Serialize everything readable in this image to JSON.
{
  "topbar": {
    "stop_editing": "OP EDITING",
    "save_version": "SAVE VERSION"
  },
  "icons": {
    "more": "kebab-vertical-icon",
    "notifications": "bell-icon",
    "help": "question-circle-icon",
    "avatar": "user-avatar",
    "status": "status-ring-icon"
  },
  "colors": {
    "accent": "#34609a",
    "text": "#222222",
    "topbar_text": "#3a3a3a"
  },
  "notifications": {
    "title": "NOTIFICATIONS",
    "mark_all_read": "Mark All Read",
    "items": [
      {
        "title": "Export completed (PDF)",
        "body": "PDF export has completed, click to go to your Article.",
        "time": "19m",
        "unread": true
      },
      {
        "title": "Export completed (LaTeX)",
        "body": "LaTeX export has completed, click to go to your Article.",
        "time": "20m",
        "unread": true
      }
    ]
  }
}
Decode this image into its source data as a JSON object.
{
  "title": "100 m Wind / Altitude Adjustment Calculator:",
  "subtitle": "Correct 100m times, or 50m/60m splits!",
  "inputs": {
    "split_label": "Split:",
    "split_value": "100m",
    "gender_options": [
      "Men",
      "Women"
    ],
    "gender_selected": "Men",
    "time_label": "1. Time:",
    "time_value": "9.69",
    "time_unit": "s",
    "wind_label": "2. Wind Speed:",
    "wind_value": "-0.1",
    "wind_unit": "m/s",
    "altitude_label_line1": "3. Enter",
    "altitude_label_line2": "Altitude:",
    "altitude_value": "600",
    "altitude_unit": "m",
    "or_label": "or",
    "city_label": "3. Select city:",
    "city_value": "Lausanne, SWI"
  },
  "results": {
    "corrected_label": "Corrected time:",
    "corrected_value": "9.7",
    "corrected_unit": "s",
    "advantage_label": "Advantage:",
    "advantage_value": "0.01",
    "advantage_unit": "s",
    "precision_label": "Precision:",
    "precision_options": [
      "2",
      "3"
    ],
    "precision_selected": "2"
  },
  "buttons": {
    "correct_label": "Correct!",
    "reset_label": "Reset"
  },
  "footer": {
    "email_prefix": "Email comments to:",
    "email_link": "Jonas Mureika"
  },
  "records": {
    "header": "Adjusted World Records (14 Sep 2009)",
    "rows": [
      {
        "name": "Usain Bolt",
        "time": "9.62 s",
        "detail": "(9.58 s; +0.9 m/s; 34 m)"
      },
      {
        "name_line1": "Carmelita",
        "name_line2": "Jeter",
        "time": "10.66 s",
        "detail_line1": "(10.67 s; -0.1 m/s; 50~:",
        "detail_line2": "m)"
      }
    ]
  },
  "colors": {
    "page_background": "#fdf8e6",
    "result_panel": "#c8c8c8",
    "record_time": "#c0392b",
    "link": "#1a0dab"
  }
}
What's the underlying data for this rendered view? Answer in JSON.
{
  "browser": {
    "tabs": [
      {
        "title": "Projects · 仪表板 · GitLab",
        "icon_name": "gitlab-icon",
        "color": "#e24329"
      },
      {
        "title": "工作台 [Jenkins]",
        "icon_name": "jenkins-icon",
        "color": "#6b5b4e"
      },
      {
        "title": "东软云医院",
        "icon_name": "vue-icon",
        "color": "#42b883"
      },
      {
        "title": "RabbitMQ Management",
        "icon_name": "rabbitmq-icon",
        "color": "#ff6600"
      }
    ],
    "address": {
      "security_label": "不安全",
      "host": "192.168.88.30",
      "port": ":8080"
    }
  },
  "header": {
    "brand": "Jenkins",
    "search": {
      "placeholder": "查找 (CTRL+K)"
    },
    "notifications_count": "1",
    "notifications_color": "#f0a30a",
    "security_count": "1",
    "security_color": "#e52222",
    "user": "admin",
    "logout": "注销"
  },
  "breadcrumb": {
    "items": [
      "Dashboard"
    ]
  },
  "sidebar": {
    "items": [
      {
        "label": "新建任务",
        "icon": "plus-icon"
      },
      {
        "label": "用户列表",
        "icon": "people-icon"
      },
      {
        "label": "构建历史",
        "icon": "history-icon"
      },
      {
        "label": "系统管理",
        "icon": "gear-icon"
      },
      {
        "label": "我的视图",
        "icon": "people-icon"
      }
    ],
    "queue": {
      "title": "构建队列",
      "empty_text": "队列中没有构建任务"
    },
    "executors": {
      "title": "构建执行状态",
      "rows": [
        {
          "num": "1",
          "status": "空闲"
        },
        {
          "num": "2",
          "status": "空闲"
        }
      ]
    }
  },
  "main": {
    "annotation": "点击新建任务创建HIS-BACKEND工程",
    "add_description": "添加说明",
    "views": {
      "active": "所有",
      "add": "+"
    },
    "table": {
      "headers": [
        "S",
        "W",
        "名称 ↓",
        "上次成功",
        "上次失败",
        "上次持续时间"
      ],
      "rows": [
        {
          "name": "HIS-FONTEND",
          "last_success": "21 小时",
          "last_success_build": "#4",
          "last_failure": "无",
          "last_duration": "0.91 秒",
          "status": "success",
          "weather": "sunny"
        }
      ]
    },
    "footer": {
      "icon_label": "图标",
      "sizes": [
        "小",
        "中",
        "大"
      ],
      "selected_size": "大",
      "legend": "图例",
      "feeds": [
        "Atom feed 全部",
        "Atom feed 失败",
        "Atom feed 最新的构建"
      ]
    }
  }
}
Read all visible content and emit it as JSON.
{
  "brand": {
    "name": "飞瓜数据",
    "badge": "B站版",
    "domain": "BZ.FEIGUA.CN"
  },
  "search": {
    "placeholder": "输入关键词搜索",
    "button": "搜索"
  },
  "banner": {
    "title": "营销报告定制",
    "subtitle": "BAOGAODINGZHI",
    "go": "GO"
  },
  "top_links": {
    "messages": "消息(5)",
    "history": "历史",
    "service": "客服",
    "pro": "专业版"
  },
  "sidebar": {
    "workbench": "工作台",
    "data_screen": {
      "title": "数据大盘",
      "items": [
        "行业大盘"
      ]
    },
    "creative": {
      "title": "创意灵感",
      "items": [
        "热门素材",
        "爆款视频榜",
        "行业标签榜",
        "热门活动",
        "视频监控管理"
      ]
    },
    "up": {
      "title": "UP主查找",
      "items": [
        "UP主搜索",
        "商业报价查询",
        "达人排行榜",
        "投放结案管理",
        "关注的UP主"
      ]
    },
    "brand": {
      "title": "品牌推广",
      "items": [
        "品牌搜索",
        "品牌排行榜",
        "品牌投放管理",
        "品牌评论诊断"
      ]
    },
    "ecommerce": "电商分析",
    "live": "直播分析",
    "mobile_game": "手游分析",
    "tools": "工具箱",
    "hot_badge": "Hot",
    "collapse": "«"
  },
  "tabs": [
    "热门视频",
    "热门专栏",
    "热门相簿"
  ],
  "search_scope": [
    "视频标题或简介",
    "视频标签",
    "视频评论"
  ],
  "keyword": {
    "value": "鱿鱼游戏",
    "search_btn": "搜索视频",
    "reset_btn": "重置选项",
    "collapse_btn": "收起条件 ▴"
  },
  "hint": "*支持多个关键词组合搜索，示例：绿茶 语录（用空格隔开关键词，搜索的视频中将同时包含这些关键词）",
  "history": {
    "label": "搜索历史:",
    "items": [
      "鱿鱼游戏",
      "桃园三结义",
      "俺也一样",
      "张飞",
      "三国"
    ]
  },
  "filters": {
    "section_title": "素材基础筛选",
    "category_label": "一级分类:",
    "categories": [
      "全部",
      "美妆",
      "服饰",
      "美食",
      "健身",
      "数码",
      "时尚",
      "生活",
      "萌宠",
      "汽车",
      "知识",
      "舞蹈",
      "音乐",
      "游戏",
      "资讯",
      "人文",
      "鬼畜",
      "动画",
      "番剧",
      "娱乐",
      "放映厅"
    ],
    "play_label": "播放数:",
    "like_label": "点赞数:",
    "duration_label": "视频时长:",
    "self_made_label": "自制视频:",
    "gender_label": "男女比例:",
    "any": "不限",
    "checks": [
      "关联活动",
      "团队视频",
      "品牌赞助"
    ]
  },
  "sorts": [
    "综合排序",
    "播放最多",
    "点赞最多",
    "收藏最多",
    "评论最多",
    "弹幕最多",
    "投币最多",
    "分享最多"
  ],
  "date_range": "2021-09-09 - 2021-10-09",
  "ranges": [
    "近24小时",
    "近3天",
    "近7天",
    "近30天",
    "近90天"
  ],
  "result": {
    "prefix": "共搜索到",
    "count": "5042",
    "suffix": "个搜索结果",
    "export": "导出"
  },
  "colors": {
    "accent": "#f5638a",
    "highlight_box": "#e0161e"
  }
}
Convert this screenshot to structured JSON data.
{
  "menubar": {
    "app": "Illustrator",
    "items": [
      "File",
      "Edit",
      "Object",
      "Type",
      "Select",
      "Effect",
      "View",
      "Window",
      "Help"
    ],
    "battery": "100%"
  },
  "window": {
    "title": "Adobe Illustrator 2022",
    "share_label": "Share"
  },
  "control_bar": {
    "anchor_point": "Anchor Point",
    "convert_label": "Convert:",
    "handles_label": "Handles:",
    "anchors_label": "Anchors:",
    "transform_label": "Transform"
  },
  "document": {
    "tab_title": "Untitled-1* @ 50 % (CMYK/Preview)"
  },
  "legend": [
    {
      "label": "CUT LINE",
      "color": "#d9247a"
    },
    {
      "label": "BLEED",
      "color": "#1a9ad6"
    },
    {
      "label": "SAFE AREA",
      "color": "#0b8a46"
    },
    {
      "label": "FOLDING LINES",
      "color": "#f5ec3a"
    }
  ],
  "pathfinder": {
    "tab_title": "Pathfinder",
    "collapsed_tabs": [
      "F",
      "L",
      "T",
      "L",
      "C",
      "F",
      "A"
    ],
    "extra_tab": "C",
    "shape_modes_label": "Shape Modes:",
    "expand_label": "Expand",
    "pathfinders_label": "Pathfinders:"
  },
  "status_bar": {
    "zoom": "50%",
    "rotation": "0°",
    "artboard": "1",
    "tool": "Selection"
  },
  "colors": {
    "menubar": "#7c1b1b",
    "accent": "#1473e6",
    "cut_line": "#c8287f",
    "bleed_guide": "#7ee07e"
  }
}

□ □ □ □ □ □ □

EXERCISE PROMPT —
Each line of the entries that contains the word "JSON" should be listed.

WRITTEN SOLUTION —
Serialize everything readable in this image to JSON.
Decode this image into its source data as a JSON object.
What's the underlying data for this rendered view? Answer in JSON.
Read all visible content and emit it as JSON.
Convert this screenshot to structured JSON data.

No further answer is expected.